"The KMT should think about donating cash from its abundant resources to help forward the scholarship program," Legislator Peter Lin (林進興) said.
The KMT is thought to be the world's richest political party.
Lin said he devised the scholarship proposal after being touched by the story of Lei Chia-chia (雷家佳) and Chang Ying-hua (張穎華), two high school graduates who recently competed for a place in the law department of the National Defense Management College.
The teenagers were both from low-income households unable to afford the costs of studying at a public university.
Lin said that tuition fees in Taiwan are not high compared to other countries with high-quality education systems, such as the US.
But he believed that "formulating auxiliary measures, such as more scholarship programs, is necessary to assure that the financially disadvantaged minority are not affected by the high costs of our educational policy."
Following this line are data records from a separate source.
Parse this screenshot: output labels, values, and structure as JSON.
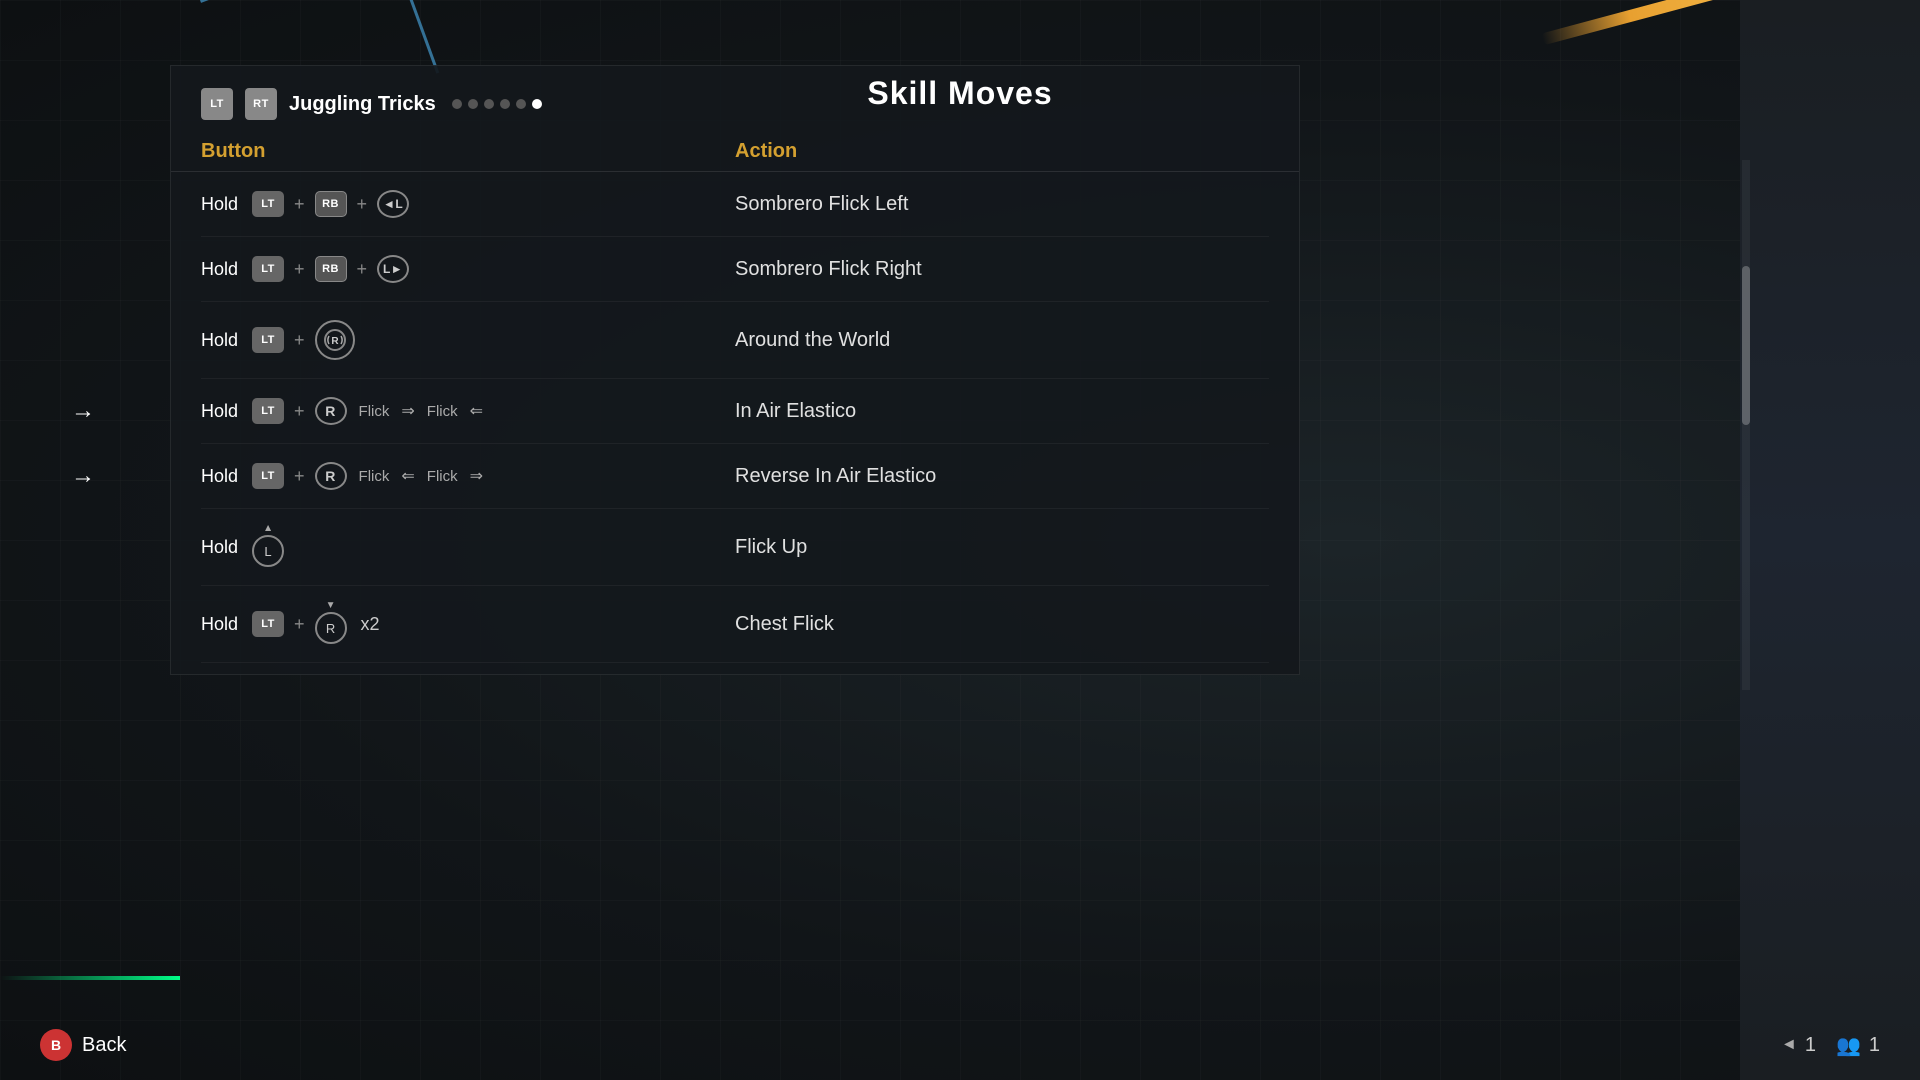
{
  "page": {
    "title": "Skill Moves",
    "background_color": "#111518"
  },
  "header": {
    "btn1": "LT",
    "btn2": "RT",
    "section_title": "Juggling Tricks",
    "dots_count": 6,
    "active_dot": 5
  },
  "columns": {
    "button_label": "Button",
    "action_label": "Action"
  },
  "moves": [
    {
      "id": 1,
      "button_desc": "Hold LT + RB + L←",
      "action": "Sombrero Flick Left",
      "has_arrow": false
    },
    {
      "id": 2,
      "button_desc": "Hold LT + RB + L→",
      "action": "Sombrero Flick Right",
      "has_arrow": false
    },
    {
      "id": 3,
      "button_desc": "Hold LT + R (spin)",
      "action": "Around the World",
      "has_arrow": false
    },
    {
      "id": 4,
      "button_desc": "Hold LT + R Flick → Flick ←",
      "action": "In Air Elastico",
      "has_arrow": true
    },
    {
      "id": 5,
      "button_desc": "Hold LT + R Flick ← Flick →",
      "action": "Reverse In Air Elastico",
      "has_arrow": true
    },
    {
      "id": 6,
      "button_desc": "Hold L (up)",
      "action": "Flick Up",
      "has_arrow": false
    },
    {
      "id": 7,
      "button_desc": "Hold LT + R (down) x2",
      "action": "Chest Flick",
      "has_arrow": false
    }
  ],
  "bottom": {
    "back_label": "Back",
    "back_btn": "B",
    "page_number": "1",
    "player_count": "1"
  }
}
He said that the idea of using KMT assets for the scholarship came up after the education debate was politicized.
"Using their party assets for the benefit of education is a good idea," Lin said. "The measure could hopefully solve a pending dispute over the former ruling party's legitimacy in possessing the tremendous amounts of property it obtained during its half-century of dictatorial rule."
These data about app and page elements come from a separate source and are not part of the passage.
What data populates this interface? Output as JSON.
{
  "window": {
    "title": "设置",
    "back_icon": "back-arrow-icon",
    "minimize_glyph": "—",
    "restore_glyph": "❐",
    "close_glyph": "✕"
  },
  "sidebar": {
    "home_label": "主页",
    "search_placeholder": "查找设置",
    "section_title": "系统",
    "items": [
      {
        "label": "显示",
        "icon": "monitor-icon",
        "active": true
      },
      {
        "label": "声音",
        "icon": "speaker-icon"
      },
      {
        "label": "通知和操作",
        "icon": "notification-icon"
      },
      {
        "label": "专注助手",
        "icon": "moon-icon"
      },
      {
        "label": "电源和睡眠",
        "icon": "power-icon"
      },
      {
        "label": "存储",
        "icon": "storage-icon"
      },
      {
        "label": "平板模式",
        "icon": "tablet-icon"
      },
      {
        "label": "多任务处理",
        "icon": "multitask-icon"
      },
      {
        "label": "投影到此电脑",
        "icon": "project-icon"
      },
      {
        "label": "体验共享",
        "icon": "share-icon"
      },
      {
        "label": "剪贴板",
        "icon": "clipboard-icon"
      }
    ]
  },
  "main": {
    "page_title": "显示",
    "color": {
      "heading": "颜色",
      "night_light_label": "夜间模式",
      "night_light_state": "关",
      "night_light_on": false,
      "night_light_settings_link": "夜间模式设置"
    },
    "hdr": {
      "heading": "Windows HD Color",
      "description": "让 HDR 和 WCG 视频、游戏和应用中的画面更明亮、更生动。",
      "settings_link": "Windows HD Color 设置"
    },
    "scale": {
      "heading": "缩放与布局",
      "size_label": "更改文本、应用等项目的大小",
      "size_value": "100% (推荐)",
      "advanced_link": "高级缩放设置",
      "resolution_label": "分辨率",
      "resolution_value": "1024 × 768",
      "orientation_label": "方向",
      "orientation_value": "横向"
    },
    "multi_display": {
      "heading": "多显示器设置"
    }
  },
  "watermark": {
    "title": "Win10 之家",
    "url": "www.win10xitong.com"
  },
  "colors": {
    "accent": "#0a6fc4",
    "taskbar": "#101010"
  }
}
Claiming that his idea has received support from other lawmakers, Lin said he will submit his proposal to the legislature when lawmakers return from their summer recess in September.
He hoped that the scholarship, dubbed the "Taiwan Hope scholarship," would be realized with a legislative resolution and set up by the government soon.
But Lin's plan to connect the scholarship with the KMT's assets came up against immediate objections by KMT Legislator Hung Hsiu-chiu (洪秀柱).
Hung blasted that "anyone who really cares about education problems would not initiate such a motion."
The scheme was proposed with bad intentions and attempts to raise debate over issues other than education, said Hung, an experienced lawmaker who has focused on educational affairs for years.
"Creating more scholarships is only an educational stopgap. The KMT refuses to give any response to Lin's proposal," Hung said.
However, TSU Legislator Ho Min-hao (何敏豪) admired Lin's idea.
"It would be great if the nation could take back the property illegally acquired by the KMT and turn it into scholarship cash," Ho said.
He said even if Lin's idea is not realized, the government needs to create public scholarships to help children from low-income households gain access to education.
A DPP lawmaker said he respected Lin's plan, but he played down the possibility of the DPP administration carrying out his idea.
"It's wrong to link the KMT's assets to the creation of a scholarship, since the KMT's illegally gained assets should be returned to the people and not be transferred by the government into a public scholarship," DPP Legislator Chen Chin-jun (陳景峻) said.
Political commentator Li Hsiao-feng (李筱峰) shared a similar view.
"The KMT's Ill-gotten gains cannot be taken as the source of a scholarship. The assets should return to the people and the country instead of being used as scholarships," Li said.